Extra virgin olive oil obtained from the fruit of the olive tree (Olea europaea L.), with 90% coming from the Cornezuelo and Jabata (Picual) varieties and the remainder from Mollar, Corniche, Pico-limón, Morilla and Cornicabra.

Tasting notes

An aromatic, very stable oil with a greenish-yellow color. The flavor is fruity, with almond notes and a touch of bitterness and pungency.

Other notes

The analytical characteristics are as follows:

- Maximum acidity: 0.5º

- Moisture: Below 0.1%

- Impurities: Below 0.1%

- K270: Below 0.20

- Peroxides: Below 20.

Production / Processing method

With regard to cultivation techniques, tilling is becoming increasingly light, with just a few passes of the cultivator. Today there are two types of fertilization: mineral (applied via the leaves and the soil) and organic (applied directly to the soil, mainly pig manure).

Pruning is traditionally carried out after harvesting, from February to late March. It is done manually or by machine and must not be aggressive. Once a year (late summer) or twice (early and late summer), any shoots at ground level are removed, a technique developed in ancient times.
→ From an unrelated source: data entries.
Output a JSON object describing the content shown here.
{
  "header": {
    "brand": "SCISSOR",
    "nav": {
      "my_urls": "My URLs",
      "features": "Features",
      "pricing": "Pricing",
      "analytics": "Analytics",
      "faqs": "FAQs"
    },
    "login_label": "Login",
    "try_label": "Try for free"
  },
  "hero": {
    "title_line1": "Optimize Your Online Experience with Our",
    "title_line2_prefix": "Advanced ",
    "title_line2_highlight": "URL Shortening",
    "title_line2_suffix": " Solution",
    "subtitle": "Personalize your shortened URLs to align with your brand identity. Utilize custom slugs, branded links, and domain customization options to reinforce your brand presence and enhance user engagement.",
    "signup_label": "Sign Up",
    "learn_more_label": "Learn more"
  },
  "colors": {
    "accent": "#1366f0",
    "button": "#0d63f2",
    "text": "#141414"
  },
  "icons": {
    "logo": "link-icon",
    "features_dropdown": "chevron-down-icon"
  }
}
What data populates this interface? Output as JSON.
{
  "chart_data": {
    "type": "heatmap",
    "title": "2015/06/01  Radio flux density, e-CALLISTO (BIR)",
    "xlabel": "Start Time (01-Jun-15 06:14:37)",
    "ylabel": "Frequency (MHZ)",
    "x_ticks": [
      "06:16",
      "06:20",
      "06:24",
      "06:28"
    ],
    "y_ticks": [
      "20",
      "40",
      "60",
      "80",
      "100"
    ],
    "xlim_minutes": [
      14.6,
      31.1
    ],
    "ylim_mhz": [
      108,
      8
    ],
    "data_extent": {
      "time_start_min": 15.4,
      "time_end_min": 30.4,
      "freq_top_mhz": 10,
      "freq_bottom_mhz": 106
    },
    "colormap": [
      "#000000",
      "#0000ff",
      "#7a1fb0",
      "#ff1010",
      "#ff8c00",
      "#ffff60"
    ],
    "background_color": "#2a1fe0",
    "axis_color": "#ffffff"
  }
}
Most olive orchards are dry-farmed in line with tradition, but the current trend is to introduce drip irrigation. Only olives picked directly from the tree may be used to make olive oil, not those that have fallen to the ground. Harvesting has traditionally been done by hand, and still is, although mechanical harvesters (vibrators with or without an umbrella) are increasingly being used. In order to obtain PDO virgin olive oils, it is very important that no more than 66 hours should pass between harvesting of the olives and extraction of the oil, although this time limit is established annually by the Regulating Council based on the harvesting characteristics and weather conditions.

The processes used for obtaining the olive oil are:

- Discontinuous or traditional extraction:

Any foreign matter (leaves, stones, etc.) is first removed in the field. Once in the mill, the olives are washed then crushed into a paste using cone-shaped, granite grinding stones turning over a circular granite millstone. The duration of crushing and mixing is decisive for oil quality and must be adapted to the olive variety. The resulting paste is spread on esparto mats which are piled up and pressed. The oil and vegetable water run down the sides and the central channel, leaving just the pomace on the mats. After extraction, the load is dismantled, the oil is separated from the vegetable water by decantantation, and the oil is stored.

- Continuous extraction:

With this method, the olives are cleaned not in the field but at the mill using blowers (to remove any objects that weigh less than the olives), and then washed (to dissolve any objects heavier than the olives).
Crushing then begins using a knife crusher. Hot water is added to the resulting paste to facilitate the next phase, oil extraction, which is by centrifugation. Horizontal or vertical centrifuges may be used. The process must be repeated to separate the vegetable water from the oil.The oil is then decanted to remove any impurities and, when clear, is stored. Finally, it is packed. Packs must be glass or metal.

The most important of these two processes is the continuous one as it is the most widely used and gives the best yield. However, in some mills in the production area, the two methods are used in combination.

Geography / Relief and climate

The geographical area for growing olives and producing oil is south Extremadura (west-central Spain) in the foothills of the Sierra Morena. The land is rugged but the hills are not high. The olive orchards grow alongside holm oak woods and cereal farms, with scrubland occupying most of the higher areas, this being the typical Mediterranean landscape in which low rainfall makes any other type of farming impossible. There are two main altitudes – the peneplain, at 300-500 m / 984-1,640 ft and the Sierras, at 600-800 m / 1,968-2,624 ft. The valleys are used for cereals, vines and olive trees, and the slopes for large olive orchards and holm oaks. Higher up there is scrub, stony ground and quartz scree. Olives are mostly grown on clay-loam soils, although in recent years lighter soils are also being used. pH is acid to slightly acid. Soil depth varies, with parts in which slate is visible and others where depth is over 50 cm / 19 in and water retention is good. The climate is Mediterranean, with some features of continental, tempered by proximity to the Atlantic ocean. Winters are mild and summers long and hot. Rainfall is below 500 mm. The average temperature is 16-18ºC / 60-64ºF, reaching a maximum of 40ºC / 104ºF in summer.

Regulatory Council

Consejo Regulador de la DOP Aceite de Monterrubio
C/ Nicanor Guerrero, 9
06427 Monterrubio de la Serena (Badajoz)
Tel: (+34) 924 635 371

Spanish Ministry of Agriculture

Regulatory Council, Aceite de Monterrubio PDO

Monterrubio de la Serena (Extremadura)

Monterrubio de la Serena (Extremadura)